The anti-Goldman message rankled some on Wall Street, although several alums of the bank had major roles in Trump's campaign and are bound for senior administration posts.

"That Trump is willing to take this step does suggest the political risk to the biggest banks may be diminishing," said Jaret Seiberg, an analyst at Cowen & Co.

The NEC coordinates economic policy across agencies, a key role for Trump's promise to jumpstart the economy after years of tepid growth.

In a recent interview with CNBC, Cohn worried that an interest rate hike by the Federal Reserve without corresponding action by other central banks could damage the U.S. economy.

"I am concerned (about) how much U.S. rates can dislocate from the rest of the world, and I think that's a big issue," Cohn said.

Former Harvard University President Larry Summers served as President Barack Obama's first NEC director in 2009 and played a leading role in crafting the administration's primary response to the financial crisis - a stimulus package that was later criticized for being inadequate to boost the economy.

Cohn, who is also Goldman's chief operating officer, hails from one of the most respected Wall Street establishments and would follow former Goldman executives Robert Rubin and Stephen Friedman in running the NEC.

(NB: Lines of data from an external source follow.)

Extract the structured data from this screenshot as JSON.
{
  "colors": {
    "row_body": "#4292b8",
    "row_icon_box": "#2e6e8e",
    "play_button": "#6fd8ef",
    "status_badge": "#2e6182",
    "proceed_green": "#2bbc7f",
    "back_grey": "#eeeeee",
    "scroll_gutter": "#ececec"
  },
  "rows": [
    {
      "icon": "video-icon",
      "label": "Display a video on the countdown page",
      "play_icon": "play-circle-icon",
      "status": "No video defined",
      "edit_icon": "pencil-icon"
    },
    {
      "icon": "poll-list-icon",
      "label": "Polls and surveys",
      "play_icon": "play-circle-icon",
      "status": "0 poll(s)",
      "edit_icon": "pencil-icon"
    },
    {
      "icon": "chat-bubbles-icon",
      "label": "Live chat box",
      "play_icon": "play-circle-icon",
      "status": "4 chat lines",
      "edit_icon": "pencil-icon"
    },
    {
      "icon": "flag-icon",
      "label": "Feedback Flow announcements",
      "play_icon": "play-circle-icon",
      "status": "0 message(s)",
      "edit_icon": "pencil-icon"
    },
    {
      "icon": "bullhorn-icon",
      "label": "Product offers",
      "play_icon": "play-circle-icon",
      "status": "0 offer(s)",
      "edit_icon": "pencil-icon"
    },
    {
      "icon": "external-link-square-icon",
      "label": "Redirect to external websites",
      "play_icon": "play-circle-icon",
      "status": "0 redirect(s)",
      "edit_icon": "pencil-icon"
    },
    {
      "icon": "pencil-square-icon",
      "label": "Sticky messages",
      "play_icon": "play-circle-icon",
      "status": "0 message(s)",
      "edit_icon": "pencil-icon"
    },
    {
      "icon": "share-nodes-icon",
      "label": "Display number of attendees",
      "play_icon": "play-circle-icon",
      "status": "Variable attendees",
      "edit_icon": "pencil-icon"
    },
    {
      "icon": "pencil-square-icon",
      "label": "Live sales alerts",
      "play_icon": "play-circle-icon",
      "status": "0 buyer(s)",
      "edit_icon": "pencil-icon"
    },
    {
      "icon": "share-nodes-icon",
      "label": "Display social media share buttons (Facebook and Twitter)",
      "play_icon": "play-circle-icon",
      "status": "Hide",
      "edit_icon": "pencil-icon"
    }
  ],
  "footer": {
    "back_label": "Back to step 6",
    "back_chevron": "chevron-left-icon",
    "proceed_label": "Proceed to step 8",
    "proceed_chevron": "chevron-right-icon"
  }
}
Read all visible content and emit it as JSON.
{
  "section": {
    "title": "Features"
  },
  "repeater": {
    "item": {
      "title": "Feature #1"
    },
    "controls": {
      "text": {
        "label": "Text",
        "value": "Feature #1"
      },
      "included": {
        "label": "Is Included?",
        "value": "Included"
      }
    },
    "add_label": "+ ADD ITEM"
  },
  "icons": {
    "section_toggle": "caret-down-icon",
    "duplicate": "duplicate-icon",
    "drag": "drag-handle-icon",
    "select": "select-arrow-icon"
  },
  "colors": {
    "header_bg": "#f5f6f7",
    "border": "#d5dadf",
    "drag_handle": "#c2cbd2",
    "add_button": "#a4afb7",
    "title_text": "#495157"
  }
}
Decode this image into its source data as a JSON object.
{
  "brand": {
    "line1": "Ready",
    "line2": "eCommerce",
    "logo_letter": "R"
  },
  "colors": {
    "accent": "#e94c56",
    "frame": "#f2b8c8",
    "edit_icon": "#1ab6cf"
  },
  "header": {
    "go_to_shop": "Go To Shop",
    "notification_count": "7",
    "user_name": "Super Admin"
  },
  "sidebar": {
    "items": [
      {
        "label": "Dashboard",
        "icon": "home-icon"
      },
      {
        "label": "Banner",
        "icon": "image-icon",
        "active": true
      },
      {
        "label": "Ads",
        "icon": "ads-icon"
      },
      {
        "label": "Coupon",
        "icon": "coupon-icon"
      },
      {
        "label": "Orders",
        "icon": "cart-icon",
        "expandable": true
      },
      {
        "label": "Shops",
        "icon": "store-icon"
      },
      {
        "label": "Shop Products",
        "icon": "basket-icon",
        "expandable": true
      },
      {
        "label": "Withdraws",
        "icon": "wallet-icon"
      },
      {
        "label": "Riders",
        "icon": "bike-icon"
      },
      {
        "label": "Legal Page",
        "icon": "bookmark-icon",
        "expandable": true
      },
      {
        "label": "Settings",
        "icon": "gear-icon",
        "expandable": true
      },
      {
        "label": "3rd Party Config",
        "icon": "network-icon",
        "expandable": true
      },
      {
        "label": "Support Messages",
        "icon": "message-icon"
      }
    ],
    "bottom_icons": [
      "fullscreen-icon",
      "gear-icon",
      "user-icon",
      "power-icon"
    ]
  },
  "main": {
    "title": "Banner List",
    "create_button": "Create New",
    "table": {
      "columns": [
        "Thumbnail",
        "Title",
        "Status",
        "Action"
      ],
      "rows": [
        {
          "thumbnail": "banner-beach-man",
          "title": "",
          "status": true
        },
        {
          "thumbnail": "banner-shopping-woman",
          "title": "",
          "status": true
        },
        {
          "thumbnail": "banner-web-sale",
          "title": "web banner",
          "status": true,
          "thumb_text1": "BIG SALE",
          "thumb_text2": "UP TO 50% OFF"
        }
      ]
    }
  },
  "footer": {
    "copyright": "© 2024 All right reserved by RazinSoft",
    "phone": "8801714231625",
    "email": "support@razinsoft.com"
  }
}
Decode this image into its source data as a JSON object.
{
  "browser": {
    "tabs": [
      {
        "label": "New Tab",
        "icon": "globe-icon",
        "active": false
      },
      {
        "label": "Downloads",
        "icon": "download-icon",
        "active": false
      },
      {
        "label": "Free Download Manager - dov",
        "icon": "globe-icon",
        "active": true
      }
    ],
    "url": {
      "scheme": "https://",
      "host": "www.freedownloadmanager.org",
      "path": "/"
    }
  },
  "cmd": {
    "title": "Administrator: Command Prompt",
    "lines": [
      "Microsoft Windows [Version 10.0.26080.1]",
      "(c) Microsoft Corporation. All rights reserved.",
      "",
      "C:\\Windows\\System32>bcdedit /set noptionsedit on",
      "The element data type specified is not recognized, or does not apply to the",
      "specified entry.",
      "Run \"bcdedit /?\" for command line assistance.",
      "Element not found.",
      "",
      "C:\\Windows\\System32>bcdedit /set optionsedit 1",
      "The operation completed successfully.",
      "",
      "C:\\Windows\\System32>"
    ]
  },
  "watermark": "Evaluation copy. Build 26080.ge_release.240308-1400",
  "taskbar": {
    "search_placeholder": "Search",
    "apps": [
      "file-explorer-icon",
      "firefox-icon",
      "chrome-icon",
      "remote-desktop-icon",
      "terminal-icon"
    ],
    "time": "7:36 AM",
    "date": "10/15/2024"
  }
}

"I think Trump feels confident that the establishment will help him fix some of our problems," said Jerry Braakman, chief investment officer of First American Trust.

Cohn was widely seen as Blankfein's heir apparent and his exit may give rise to a new group of leaders at the bank, most of whom have spent more than 20 years there.

NBC reported earlier that Trump had offered Cohn the job. A Goldman Sachs spokesman was not immediately available for comment.

Cohn is a former Goldman commodities trader from Ohio who joined the firm in 1990. He served in leadership roles in bond trading, eventually becoming co-president in 2006.

According to Thomson Reuters data, he has $190 million worth of stock in Goldman.

In 2010, Cohn testified before the federal commission examining the roots of the financial crisis, denying charges that Goldman had bet against its clients who held risky mortgage-backed securities.

Cohn struggled with dyslexia as a child and bounced from school to school and has often talked of his unlikely path to Wall Street. One teacher told his parents if they were really lucky he might grow up to be a truck driver.

He was known throughout Goldman for his direct and abrasive manner in dealing with colleagues, although he has become more polished in recent years, current and former executives said.

Cohn would join at least two other former Goldman bankers in the Trump administration, including Treasury Secretary-designate Steven Mnuchin and White House adviser Steve Bannon.

The abundance of Wall Street faces on his team exposes Trump to criticism he is veering away from pledges to protect American workers from powerful interests.

"Gary Cohn's bank helped cause the 2008 financial crisis (and) he shouldn't have anything to do with America's economic policies," said Karl Frisch, executive director of Allied Progress, a left-leaning nonprofit group.